## WORK TO BE COMPLETED
Every entry gets copied exactly. No images go into the copy.

(Items from an interface collection)
▬▬▬

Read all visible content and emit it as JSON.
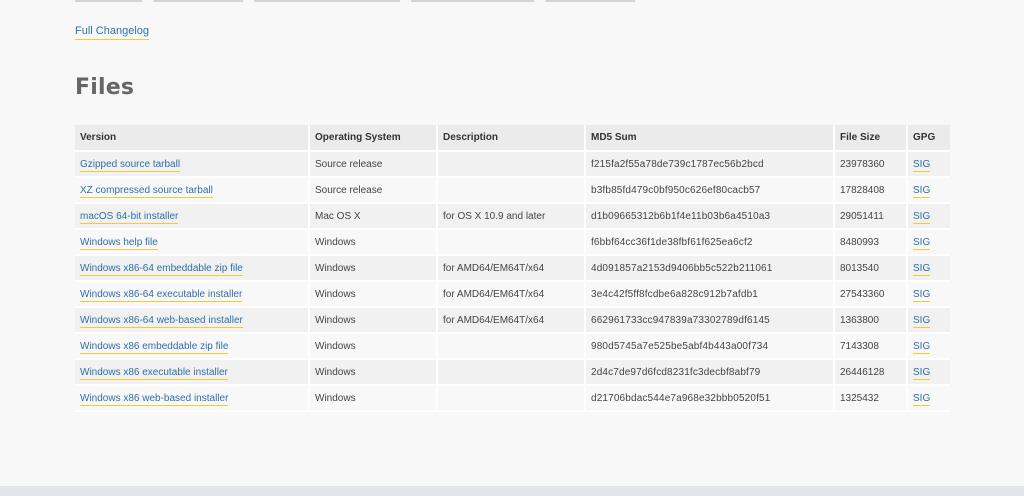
{
  "links": {
    "full_changelog": "Full Changelog"
  },
  "files": {
    "title": "Files",
    "columns": [
      "Version",
      "Operating System",
      "Description",
      "MD5 Sum",
      "File Size",
      "GPG"
    ],
    "rows": [
      {
        "version": "Gzipped source tarball",
        "os": "Source release",
        "description": "",
        "md5": "f215fa2f55a78de739c1787ec56b2bcd",
        "size": "23978360",
        "gpg": "SIG"
      },
      {
        "version": "XZ compressed source tarball",
        "os": "Source release",
        "description": "",
        "md5": "b3fb85fd479c0bf950c626ef80cacb57",
        "size": "17828408",
        "gpg": "SIG"
      },
      {
        "version": "macOS 64-bit installer",
        "os": "Mac OS X",
        "description": "for OS X 10.9 and later",
        "md5": "d1b09665312b6b1f4e11b03b6a4510a3",
        "size": "29051411",
        "gpg": "SIG"
      },
      {
        "version": "Windows help file",
        "os": "Windows",
        "description": "",
        "md5": "f6bbf64cc36f1de38fbf61f625ea6cf2",
        "size": "8480993",
        "gpg": "SIG"
      },
      {
        "version": "Windows x86-64 embeddable zip file",
        "os": "Windows",
        "description": "for AMD64/EM64T/x64",
        "md5": "4d091857a2153d9406bb5c522b211061",
        "size": "8013540",
        "gpg": "SIG"
      },
      {
        "version": "Windows x86-64 executable installer",
        "os": "Windows",
        "description": "for AMD64/EM64T/x64",
        "md5": "3e4c42f5ff8fcdbe6a828c912b7afdb1",
        "size": "27543360",
        "gpg": "SIG"
      },
      {
        "version": "Windows x86-64 web-based installer",
        "os": "Windows",
        "description": "for AMD64/EM64T/x64",
        "md5": "662961733cc947839a73302789df6145",
        "size": "1363800",
        "gpg": "SIG"
      },
      {
        "version": "Windows x86 embeddable zip file",
        "os": "Windows",
        "description": "",
        "md5": "980d5745a7e525be5abf4b443a00f734",
        "size": "7143308",
        "gpg": "SIG"
      },
      {
        "version": "Windows x86 executable installer",
        "os": "Windows",
        "description": "",
        "md5": "2d4c7de97d6fcd8231fc3decbf8abf79",
        "size": "26446128",
        "gpg": "SIG"
      },
      {
        "version": "Windows x86 web-based installer",
        "os": "Windows",
        "description": "",
        "md5": "d21706bdac544e7a968e32bbb0520f51",
        "size": "1325432",
        "gpg": "SIG"
      }
    ]
  },
  "colors": {
    "link": "#2f6fa8",
    "link_underline": "#f4c93a",
    "header_bg": "#ebebeb",
    "row_bg": "#f1f1f1"
  }
}
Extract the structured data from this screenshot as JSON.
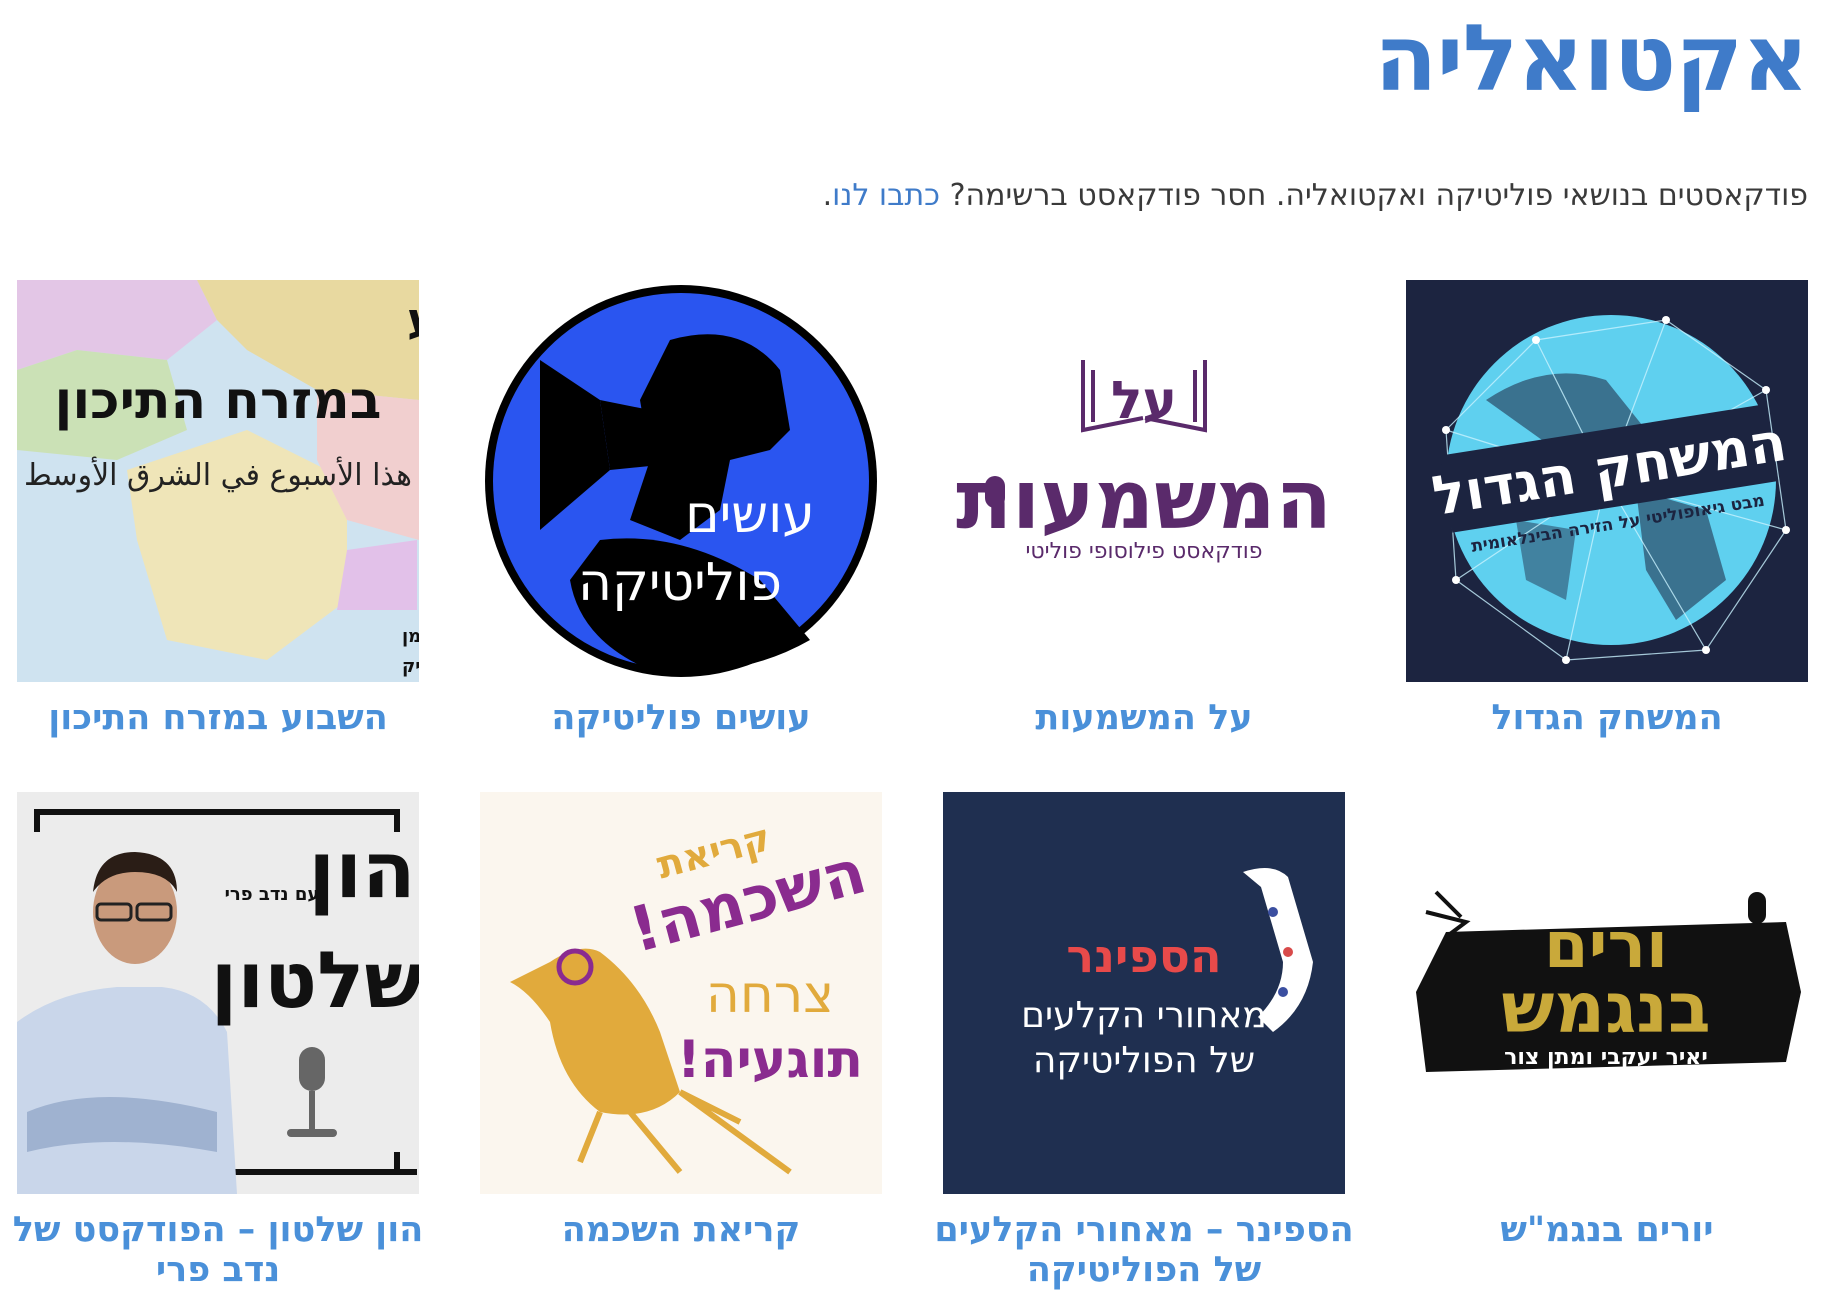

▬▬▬

## SOLUTION FOR THIS PROBLEM
Read all visible content and emit it as JSON.
{
  "links": {
    "full_changelog": "Full Changelog"
  },
  "files": {
    "title": "Files",
    "columns": [
      "Version",
      "Operating System",
      "Description",
      "MD5 Sum",
      "File Size",
      "GPG"
    ],
    "rows": [
      {
        "version": "Gzipped source tarball",
        "os": "Source release",
        "description": "",
        "md5": "f215fa2f55a78de739c1787ec56b2bcd",
        "size": "23978360",
        "gpg": "SIG"
      },
      {
        "version": "XZ compressed source tarball",
        "os": "Source release",
        "description": "",
        "md5": "b3fb85fd479c0bf950c626ef80cacb57",
        "size": "17828408",
        "gpg": "SIG"
      },
      {
        "version": "macOS 64-bit installer",
        "os": "Mac OS X",
        "description": "for OS X 10.9 and later",
        "md5": "d1b09665312b6b1f4e11b03b6a4510a3",
        "size": "29051411",
        "gpg": "SIG"
      },
      {
        "version": "Windows help file",
        "os": "Windows",
        "description": "",
        "md5": "f6bbf64cc36f1de38fbf61f625ea6cf2",
        "size": "8480993",
        "gpg": "SIG"
      },
      {
        "version": "Windows x86-64 embeddable zip file",
        "os": "Windows",
        "description": "for AMD64/EM64T/x64",
        "md5": "4d091857a2153d9406bb5c522b211061",
        "size": "8013540",
        "gpg": "SIG"
      },
      {
        "version": "Windows x86-64 executable installer",
        "os": "Windows",
        "description": "for AMD64/EM64T/x64",
        "md5": "3e4c42f5ff8fcdbe6a828c912b7afdb1",
        "size": "27543360",
        "gpg": "SIG"
      },
      {
        "version": "Windows x86-64 web-based installer",
        "os": "Windows",
        "description": "for AMD64/EM64T/x64",
        "md5": "662961733cc947839a73302789df6145",
        "size": "1363800",
        "gpg": "SIG"
      },
      {
        "version": "Windows x86 embeddable zip file",
        "os": "Windows",
        "description": "",
        "md5": "980d5745a7e525be5abf4b443a00f734",
        "size": "7143308",
        "gpg": "SIG"
      },
      {
        "version": "Windows x86 executable installer",
        "os": "Windows",
        "description": "",
        "md5": "2d4c7de97d6fcd8231fc3decbf8abf79",
        "size": "26446128",
        "gpg": "SIG"
      },
      {
        "version": "Windows x86 web-based installer",
        "os": "Windows",
        "description": "",
        "md5": "d21706bdac544e7a968e32bbb0520f51",
        "size": "1325432",
        "gpg": "SIG"
      }
    ]
  },
  "colors": {
    "link": "#2f6fa8",
    "link_underline": "#f4c93a",
    "header_bg": "#ebebeb",
    "row_bg": "#f1f1f1"
  }
}
Extract the structured data from this screenshot as JSON.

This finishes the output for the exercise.